McKoy was one of only about a half-dozen people who spoke during the public hearing -- dozens were on hand, but most showed up to support the person speaking on behalf of whichever organization they were a part of.
And he was one of only a few who spoke from the perspective of a citizen.
Most of the others came to talk about their organizations, how the proposed 20 percent reduction in funding for them would impact those they serve.
Like Jane Rustin, who spoke on behalf of the Wayne County Museum.
"Most of our revenue comes from the city and the county," she said.
So a 20 percent reduction, she said, would be a significant blow to the group's $40,000 operating budget.
"It doesn't sound like a lot, but when you think of a budget of $40,000, that's a whopping 6 percent of that very meager budget," she said.
WATCH medical director Dr. Clark Gaither also addressed the board -- the group asked for $30,000 and, under the proposed budget, would only receive $16,000.

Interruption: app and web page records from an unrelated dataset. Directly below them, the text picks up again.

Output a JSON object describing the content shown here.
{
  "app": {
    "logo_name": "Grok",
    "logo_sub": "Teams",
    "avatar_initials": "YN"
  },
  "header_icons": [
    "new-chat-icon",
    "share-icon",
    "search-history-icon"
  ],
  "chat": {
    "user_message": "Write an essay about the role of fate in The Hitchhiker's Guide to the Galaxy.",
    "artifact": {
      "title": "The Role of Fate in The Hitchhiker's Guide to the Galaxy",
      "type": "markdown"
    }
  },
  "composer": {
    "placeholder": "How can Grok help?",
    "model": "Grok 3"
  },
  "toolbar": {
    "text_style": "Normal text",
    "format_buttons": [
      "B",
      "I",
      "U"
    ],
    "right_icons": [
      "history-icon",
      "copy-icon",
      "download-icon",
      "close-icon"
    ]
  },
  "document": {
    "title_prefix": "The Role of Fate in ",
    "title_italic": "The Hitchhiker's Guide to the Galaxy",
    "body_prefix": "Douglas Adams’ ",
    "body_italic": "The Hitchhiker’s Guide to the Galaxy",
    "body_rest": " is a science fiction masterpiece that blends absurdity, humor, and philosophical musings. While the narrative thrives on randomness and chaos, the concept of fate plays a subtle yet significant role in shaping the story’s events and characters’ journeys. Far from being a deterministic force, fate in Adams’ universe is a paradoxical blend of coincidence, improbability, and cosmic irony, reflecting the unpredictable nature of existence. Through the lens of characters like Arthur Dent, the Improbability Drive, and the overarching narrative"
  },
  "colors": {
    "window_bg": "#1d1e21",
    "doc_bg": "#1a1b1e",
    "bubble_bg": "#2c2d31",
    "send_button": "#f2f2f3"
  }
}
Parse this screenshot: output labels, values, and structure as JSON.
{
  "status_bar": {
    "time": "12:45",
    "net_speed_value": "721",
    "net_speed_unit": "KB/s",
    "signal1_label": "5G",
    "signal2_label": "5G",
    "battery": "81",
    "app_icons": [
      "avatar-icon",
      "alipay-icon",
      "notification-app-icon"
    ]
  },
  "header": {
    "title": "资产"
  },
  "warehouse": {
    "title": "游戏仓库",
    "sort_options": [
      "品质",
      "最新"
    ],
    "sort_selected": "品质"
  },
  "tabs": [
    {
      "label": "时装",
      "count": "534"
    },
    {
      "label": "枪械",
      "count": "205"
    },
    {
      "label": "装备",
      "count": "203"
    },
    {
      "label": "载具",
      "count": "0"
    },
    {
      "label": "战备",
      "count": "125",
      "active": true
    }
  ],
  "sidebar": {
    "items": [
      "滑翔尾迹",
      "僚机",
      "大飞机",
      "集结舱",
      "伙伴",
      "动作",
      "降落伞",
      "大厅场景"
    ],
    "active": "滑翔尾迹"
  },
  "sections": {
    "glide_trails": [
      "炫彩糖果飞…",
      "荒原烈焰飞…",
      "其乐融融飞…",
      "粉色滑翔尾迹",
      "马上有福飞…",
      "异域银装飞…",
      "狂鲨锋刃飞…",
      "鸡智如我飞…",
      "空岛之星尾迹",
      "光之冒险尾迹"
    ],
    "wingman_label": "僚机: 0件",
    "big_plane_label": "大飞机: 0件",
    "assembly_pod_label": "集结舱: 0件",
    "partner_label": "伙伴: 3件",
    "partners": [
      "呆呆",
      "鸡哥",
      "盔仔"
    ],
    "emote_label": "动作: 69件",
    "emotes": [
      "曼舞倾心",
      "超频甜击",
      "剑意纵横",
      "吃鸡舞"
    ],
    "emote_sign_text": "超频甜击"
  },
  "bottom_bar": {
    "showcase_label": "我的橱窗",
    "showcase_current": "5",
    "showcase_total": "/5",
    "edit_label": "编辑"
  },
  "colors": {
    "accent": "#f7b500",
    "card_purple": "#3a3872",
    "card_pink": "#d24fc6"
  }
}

"I'm here tonight to make a case for the balance," he said.
He talked about the positive impact WATCH has had on the community -- how residents who might otherwise go without have received the care and medicine they need because of the program.
And with the opening of a second freestanding clinic over the past year, "in many respects, our workload has doubled," he said.
"So if there is any way possible ... we would respectfully request the balance," Gaither said.
Others also took a few minutes to explain to the council what their organizations do with allocations from the city government -- like Arts Council of Wayne County executive director Sarah Merritt and Boys and Girls Clubs director Mary Ann Dudley.
And then, after nearly an hour, the public hearing was closed.
But that didn't stop Mayor Al King from offering his thoughts on some of the things that had been said to the board, most notably, the comment made by McKoy about the potential need to replace the city manager.
"A lot of people have approached me about what the city manager wants to do. ... So let me make this clear. This council decides. That is what our job is. The city manager recommends," he said. "I know what this man does ... and I could never do it because I wouldn't sit and listen to this garbage."
No formal decision was made on Huffman's recommendation, as he was asked last week to come up with a version of the budget that does not include a tax increase, a plan will be revealed during the council's next budget work session, scheduled for May 26 at 9 a.m.